## WHAT IS EXPECTED
What is needed is the full set of records, word for word, with no pictures.

## ENTRIES PROVIDED
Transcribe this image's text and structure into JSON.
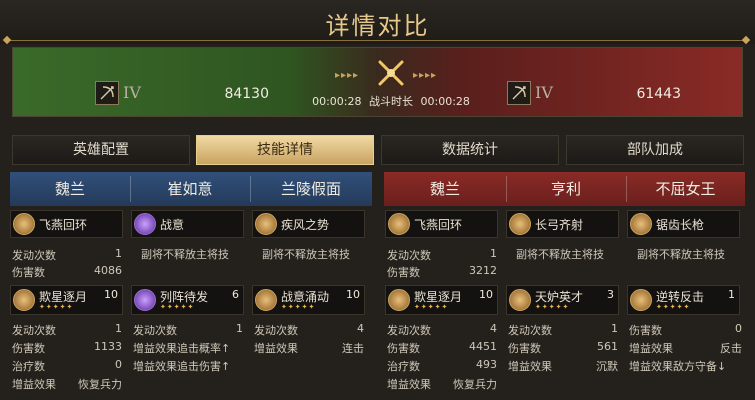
{
  "title": "详情对比",
  "banner": {
    "left": {
      "grade": "IV",
      "power": "84130"
    },
    "right": {
      "grade": "IV",
      "power": "61443"
    },
    "time_left": "00:00:28",
    "time_label": "战斗时长",
    "time_right": "00:00:28"
  },
  "tabs": [
    "英雄配置",
    "技能详情",
    "数据统计",
    "部队加成"
  ],
  "active_tab": "技能详情",
  "left_team": {
    "heroes": [
      "魏兰",
      "崔如意",
      "兰陵假面"
    ],
    "cols": [
      {
        "skill1": {
          "name": "飞燕回环"
        },
        "stats1": [
          {
            "label": "发动次数",
            "value": "1"
          },
          {
            "label": "伤害数",
            "value": "4086"
          }
        ],
        "skill2": {
          "name": "欺星逐月",
          "level": "10"
        },
        "stats2": [
          {
            "label": "发动次数",
            "value": "1"
          },
          {
            "label": "伤害数",
            "value": "1133"
          },
          {
            "label": "治疗数",
            "value": "0"
          },
          {
            "label": "增益效果",
            "value": "恢复兵力"
          }
        ]
      },
      {
        "skill1": {
          "name": "战意"
        },
        "note1": "副将不释放主将技",
        "skill2": {
          "name": "列阵待发",
          "level": "6"
        },
        "stats2": [
          {
            "label": "发动次数",
            "value": "1"
          },
          {
            "label": "增益效果追击概率↑",
            "value": ""
          },
          {
            "label": "增益效果追击伤害↑",
            "value": ""
          }
        ]
      },
      {
        "skill1": {
          "name": "疾风之势"
        },
        "note1": "副将不释放主将技",
        "skill2": {
          "name": "战意涌动",
          "level": "10"
        },
        "stats2": [
          {
            "label": "发动次数",
            "value": "4"
          },
          {
            "label": "增益效果",
            "value": "连击"
          }
        ]
      }
    ]
  },
  "right_team": {
    "heroes": [
      "魏兰",
      "亨利",
      "不屈女王"
    ],
    "cols": [
      {
        "skill1": {
          "name": "飞燕回环"
        },
        "stats1": [
          {
            "label": "发动次数",
            "value": "1"
          },
          {
            "label": "伤害数",
            "value": "3212"
          }
        ],
        "skill2": {
          "name": "欺星逐月",
          "level": "10"
        },
        "stats2": [
          {
            "label": "发动次数",
            "value": "4"
          },
          {
            "label": "伤害数",
            "value": "4451"
          },
          {
            "label": "治疗数",
            "value": "493"
          },
          {
            "label": "增益效果",
            "value": "恢复兵力"
          }
        ]
      },
      {
        "skill1": {
          "name": "长弓齐射"
        },
        "note1": "副将不释放主将技",
        "skill2": {
          "name": "天妒英才",
          "level": "3"
        },
        "stats2": [
          {
            "label": "发动次数",
            "value": "1"
          },
          {
            "label": "伤害数",
            "value": "561"
          },
          {
            "label": "增益效果",
            "value": "沉默"
          }
        ]
      },
      {
        "skill1": {
          "name": "锯齿长枪"
        },
        "note1": "副将不释放主将技",
        "skill2": {
          "name": "逆转反击",
          "level": "1"
        },
        "stats2": [
          {
            "label": "伤害数",
            "value": "0"
          },
          {
            "label": "增益效果",
            "value": "反击"
          },
          {
            "label": "增益效果敌方守备↓",
            "value": ""
          }
        ]
      }
    ]
  },
  "stars": "✦✦✦✦✦",
  "colors": {
    "gold": "#e7c98a",
    "blue_team": "#31507a",
    "red_team": "#8a2a26",
    "active_tab": "#e9cf8e"
  }
}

## EXERCISE ANSWER
Transcribe this image's text and structure into JSON.
{
  "title": "详情对比",
  "banner": {
    "left": {
      "grade": "IV",
      "power": "84130"
    },
    "right": {
      "grade": "IV",
      "power": "61443"
    },
    "time_left": "00:00:28",
    "time_label": "战斗时长",
    "time_right": "00:00:28"
  },
  "tabs": [
    "英雄配置",
    "技能详情",
    "数据统计",
    "部队加成"
  ],
  "active_tab": "技能详情",
  "left_team": {
    "heroes": [
      "魏兰",
      "崔如意",
      "兰陵假面"
    ],
    "cols": [
      {
        "skill1": {
          "name": "飞燕回环"
        },
        "stats1": [
          {
            "label": "发动次数",
            "value": "1"
          },
          {
            "label": "伤害数",
            "value": "4086"
          }
        ],
        "skill2": {
          "name": "欺星逐月",
          "level": "10"
        },
        "stats2": [
          {
            "label": "发动次数",
            "value": "1"
          },
          {
            "label": "伤害数",
            "value": "1133"
          },
          {
            "label": "治疗数",
            "value": "0"
          },
          {
            "label": "增益效果",
            "value": "恢复兵力"
          }
        ]
      },
      {
        "skill1": {
          "name": "战意"
        },
        "note1": "副将不释放主将技",
        "skill2": {
          "name": "列阵待发",
          "level": "6"
        },
        "stats2": [
          {
            "label": "发动次数",
            "value": "1"
          },
          {
            "label": "增益效果追击概率↑",
            "value": ""
          },
          {
            "label": "增益效果追击伤害↑",
            "value": ""
          }
        ]
      },
      {
        "skill1": {
          "name": "疾风之势"
        },
        "note1": "副将不释放主将技",
        "skill2": {
          "name": "战意涌动",
          "level": "10"
        },
        "stats2": [
          {
            "label": "发动次数",
            "value": "4"
          },
          {
            "label": "增益效果",
            "value": "连击"
          }
        ]
      }
    ]
  },
  "right_team": {
    "heroes": [
      "魏兰",
      "亨利",
      "不屈女王"
    ],
    "cols": [
      {
        "skill1": {
          "name": "飞燕回环"
        },
        "stats1": [
          {
            "label": "发动次数",
            "value": "1"
          },
          {
            "label": "伤害数",
            "value": "3212"
          }
        ],
        "skill2": {
          "name": "欺星逐月",
          "level": "10"
        },
        "stats2": [
          {
            "label": "发动次数",
            "value": "4"
          },
          {
            "label": "伤害数",
            "value": "4451"
          },
          {
            "label": "治疗数",
            "value": "493"
          },
          {
            "label": "增益效果",
            "value": "恢复兵力"
          }
        ]
      },
      {
        "skill1": {
          "name": "长弓齐射"
        },
        "note1": "副将不释放主将技",
        "skill2": {
          "name": "天妒英才",
          "level": "3"
        },
        "stats2": [
          {
            "label": "发动次数",
            "value": "1"
          },
          {
            "label": "伤害数",
            "value": "561"
          },
          {
            "label": "增益效果",
            "value": "沉默"
          }
        ]
      },
      {
        "skill1": {
          "name": "锯齿长枪"
        },
        "note1": "副将不释放主将技",
        "skill2": {
          "name": "逆转反击",
          "level": "1"
        },
        "stats2": [
          {
            "label": "伤害数",
            "value": "0"
          },
          {
            "label": "增益效果",
            "value": "反击"
          },
          {
            "label": "增益效果敌方守备↓",
            "value": ""
          }
        ]
      }
    ]
  },
  "stars": "✦✦✦✦✦",
  "colors": {
    "gold": "#e7c98a",
    "blue_team": "#31507a",
    "red_team": "#8a2a26",
    "active_tab": "#e9cf8e"
  }
}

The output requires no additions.